Peace, Benedict

Jon LesterI am a sports fan. Not simply a fan of my hometown Boston teams, which I am, but of the sports that these teams play. I love the games of baseball and football, and I’ve watched my fair share of the Celtics and Bruins in basketball and hockey while I was growing up. Sport inspires me, and occasionally you hear great stories of athletes who overcome incredible odds to do something they love. One of the most powerful moments for me last baseball season, for example, was the return of Jon Lester to the mound after beating cancer (at least for the time being). I remember Mario Lemieux’s triumphant return to the ice after his own battle with cancer. Josh Hamilton’s story is one of an all-world talent, drafted out of high school, who was led to the depths of potential suicide, only to make his major league debut on the baseball diamond for the Cincinnati Reds last season after battling demons of drugs and depression. This past football season, I watched on TV as Kevin Everett nearly lost his life on the football field and who was supposedly not ever going to be able to walk again, let alone play football. And it was only a few months later, in the same season, that Everett was able to walk onto the field at Giants Stadium, inspiring the Bills, the Gians, and football fans nationwide.
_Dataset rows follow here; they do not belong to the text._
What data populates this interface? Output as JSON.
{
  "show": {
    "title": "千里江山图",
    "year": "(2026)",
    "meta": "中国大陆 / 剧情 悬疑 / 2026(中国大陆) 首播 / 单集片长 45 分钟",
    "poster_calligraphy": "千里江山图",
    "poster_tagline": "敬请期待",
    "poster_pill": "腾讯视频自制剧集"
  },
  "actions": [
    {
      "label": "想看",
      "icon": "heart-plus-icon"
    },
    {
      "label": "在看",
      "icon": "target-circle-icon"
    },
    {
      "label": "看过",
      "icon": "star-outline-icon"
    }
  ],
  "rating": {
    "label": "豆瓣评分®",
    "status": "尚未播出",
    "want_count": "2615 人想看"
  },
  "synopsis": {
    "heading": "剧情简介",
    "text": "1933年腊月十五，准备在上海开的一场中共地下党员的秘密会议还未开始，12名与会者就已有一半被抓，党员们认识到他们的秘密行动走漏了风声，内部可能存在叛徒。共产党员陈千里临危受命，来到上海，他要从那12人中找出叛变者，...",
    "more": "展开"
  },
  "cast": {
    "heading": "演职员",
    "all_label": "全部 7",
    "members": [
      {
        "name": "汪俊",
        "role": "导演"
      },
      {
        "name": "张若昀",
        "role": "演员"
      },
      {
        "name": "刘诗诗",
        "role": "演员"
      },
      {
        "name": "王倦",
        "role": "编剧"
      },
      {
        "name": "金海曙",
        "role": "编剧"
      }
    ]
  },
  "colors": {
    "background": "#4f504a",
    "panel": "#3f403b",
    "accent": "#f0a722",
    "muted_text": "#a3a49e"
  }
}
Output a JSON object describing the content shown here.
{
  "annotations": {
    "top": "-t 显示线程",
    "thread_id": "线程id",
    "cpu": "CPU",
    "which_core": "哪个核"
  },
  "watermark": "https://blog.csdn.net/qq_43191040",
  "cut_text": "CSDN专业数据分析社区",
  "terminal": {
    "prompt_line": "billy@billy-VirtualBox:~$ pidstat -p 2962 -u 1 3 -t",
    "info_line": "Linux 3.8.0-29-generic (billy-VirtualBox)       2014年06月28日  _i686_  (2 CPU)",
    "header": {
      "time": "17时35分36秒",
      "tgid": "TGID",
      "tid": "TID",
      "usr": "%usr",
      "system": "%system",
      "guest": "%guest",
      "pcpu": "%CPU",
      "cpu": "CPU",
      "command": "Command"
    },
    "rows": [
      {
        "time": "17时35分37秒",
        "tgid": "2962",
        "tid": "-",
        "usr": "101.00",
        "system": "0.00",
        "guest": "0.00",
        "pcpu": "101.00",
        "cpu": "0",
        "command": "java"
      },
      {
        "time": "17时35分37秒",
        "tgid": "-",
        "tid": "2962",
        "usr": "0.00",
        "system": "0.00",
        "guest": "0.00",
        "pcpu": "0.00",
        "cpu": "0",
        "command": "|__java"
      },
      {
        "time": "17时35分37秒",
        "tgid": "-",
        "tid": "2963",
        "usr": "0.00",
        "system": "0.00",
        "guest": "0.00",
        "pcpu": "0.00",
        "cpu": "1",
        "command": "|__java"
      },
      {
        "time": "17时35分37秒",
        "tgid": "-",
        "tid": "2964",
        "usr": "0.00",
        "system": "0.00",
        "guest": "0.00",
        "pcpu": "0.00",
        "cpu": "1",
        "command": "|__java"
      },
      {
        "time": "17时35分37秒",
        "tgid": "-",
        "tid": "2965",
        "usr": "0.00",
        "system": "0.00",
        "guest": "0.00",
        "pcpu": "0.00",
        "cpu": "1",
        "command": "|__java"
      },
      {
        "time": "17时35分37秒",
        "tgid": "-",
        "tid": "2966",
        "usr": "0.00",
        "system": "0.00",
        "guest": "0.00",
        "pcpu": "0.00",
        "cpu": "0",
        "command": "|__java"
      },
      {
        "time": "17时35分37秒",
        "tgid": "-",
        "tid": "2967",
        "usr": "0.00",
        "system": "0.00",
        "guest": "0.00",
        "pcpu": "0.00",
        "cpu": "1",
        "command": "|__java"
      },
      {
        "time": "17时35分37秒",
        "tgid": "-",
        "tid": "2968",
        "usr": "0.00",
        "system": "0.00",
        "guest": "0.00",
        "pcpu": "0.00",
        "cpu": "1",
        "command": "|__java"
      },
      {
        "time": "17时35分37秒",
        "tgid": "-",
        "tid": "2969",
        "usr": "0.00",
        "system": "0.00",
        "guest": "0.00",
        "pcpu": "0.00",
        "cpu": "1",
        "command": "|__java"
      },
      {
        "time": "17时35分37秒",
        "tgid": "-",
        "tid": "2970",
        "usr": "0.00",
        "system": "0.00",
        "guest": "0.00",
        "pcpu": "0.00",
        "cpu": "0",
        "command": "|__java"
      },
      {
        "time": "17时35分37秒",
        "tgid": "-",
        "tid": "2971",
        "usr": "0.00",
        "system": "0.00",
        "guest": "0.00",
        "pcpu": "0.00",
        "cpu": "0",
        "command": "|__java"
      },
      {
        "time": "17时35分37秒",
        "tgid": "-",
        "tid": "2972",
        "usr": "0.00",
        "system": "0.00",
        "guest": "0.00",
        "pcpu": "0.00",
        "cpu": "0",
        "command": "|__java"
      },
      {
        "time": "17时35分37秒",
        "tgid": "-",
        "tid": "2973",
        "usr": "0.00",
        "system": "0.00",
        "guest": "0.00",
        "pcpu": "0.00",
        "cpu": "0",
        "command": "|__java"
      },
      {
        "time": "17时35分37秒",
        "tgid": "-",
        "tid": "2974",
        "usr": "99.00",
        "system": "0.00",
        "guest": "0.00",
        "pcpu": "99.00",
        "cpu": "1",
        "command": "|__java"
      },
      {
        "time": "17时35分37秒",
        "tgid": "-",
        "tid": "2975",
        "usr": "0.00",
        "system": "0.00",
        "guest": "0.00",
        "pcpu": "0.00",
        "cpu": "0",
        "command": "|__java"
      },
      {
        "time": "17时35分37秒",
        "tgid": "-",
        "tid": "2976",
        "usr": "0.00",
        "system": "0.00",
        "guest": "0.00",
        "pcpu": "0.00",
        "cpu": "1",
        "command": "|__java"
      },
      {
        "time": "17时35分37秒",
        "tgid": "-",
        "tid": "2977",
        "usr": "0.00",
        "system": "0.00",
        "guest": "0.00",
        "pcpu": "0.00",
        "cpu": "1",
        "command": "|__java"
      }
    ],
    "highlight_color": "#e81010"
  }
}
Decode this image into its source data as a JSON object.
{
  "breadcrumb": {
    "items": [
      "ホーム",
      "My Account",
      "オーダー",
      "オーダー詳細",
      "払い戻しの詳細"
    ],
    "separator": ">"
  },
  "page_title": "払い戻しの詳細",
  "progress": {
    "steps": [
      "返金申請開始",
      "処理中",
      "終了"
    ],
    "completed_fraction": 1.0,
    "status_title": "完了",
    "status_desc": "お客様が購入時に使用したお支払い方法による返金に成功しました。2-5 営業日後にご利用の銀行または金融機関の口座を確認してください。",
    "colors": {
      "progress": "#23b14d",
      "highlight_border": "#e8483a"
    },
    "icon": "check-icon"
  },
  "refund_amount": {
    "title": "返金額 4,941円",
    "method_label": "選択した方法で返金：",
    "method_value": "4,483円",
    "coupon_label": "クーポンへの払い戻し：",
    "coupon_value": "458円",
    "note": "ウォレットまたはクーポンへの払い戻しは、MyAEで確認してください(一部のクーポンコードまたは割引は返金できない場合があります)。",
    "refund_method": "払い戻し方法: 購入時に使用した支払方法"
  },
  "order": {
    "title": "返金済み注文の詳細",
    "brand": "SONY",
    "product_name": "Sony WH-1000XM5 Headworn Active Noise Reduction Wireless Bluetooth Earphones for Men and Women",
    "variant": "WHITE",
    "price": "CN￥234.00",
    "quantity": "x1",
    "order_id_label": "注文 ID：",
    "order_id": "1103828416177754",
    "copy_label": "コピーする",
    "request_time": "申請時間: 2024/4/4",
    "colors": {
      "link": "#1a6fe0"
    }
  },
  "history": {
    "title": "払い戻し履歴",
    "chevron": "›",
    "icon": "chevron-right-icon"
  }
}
I am not alone here, of course. Millions of sports fans worldwide likely feel the same way. But here in America, our passion for sport has created a monster of idolatrous proportions. Here, right in our midst, is our very own golden statue, one that Nebuchadnezzar himself would have been proud of. And the ramifications of that statue’s presence is on full display today on Capitol Hill. One of my childhood idols, Roger Clemens, will almost certainly face perjury charges for lying under oath in a Congressional hearing over his reported use of performance enhancing drugs. Not far from this, Sen. Arlen Specter is grilling the commissioner of the National Football League over its handling of the now-notorious “Spygate” incident that involves my hometown New England Patriots. All this while the same government is passing new surveillance laws, is unable to do anything about healthcare, and is unable or unwilling to stand up against the Iraq war. But against cheating in professional sports? Call in the bastards! This is America! There’s no cheating or blackmarking our great pasttimes! They’re not going to get away with this!

The golden statue of American Sport is casting a very, very long shadow. For years, I have looked forward to spring training. It is a sign of hope, of forgiveness of the past, of looking to the future. But I’m finding it awfully hard to embrace the upcoming season. I wish that Roger Clemens would have just come clean, as so many other athletes are doing when caught using PEDs. His career would still be over. His reputation would still have taken a massive hit. Now, however, Clemens is adding his own shadow to that of the Golden Statue. Between the two of them, its getting hard to see the light from a game that many of us have loved our whole lives. A GAME.

Jayson Stark of ESPN notes that he thinks this is bigger than Watergate, of Oliver North, even of McCarthy hearings. Over GAMES.

The darkest shadow of all is that he may very well be right.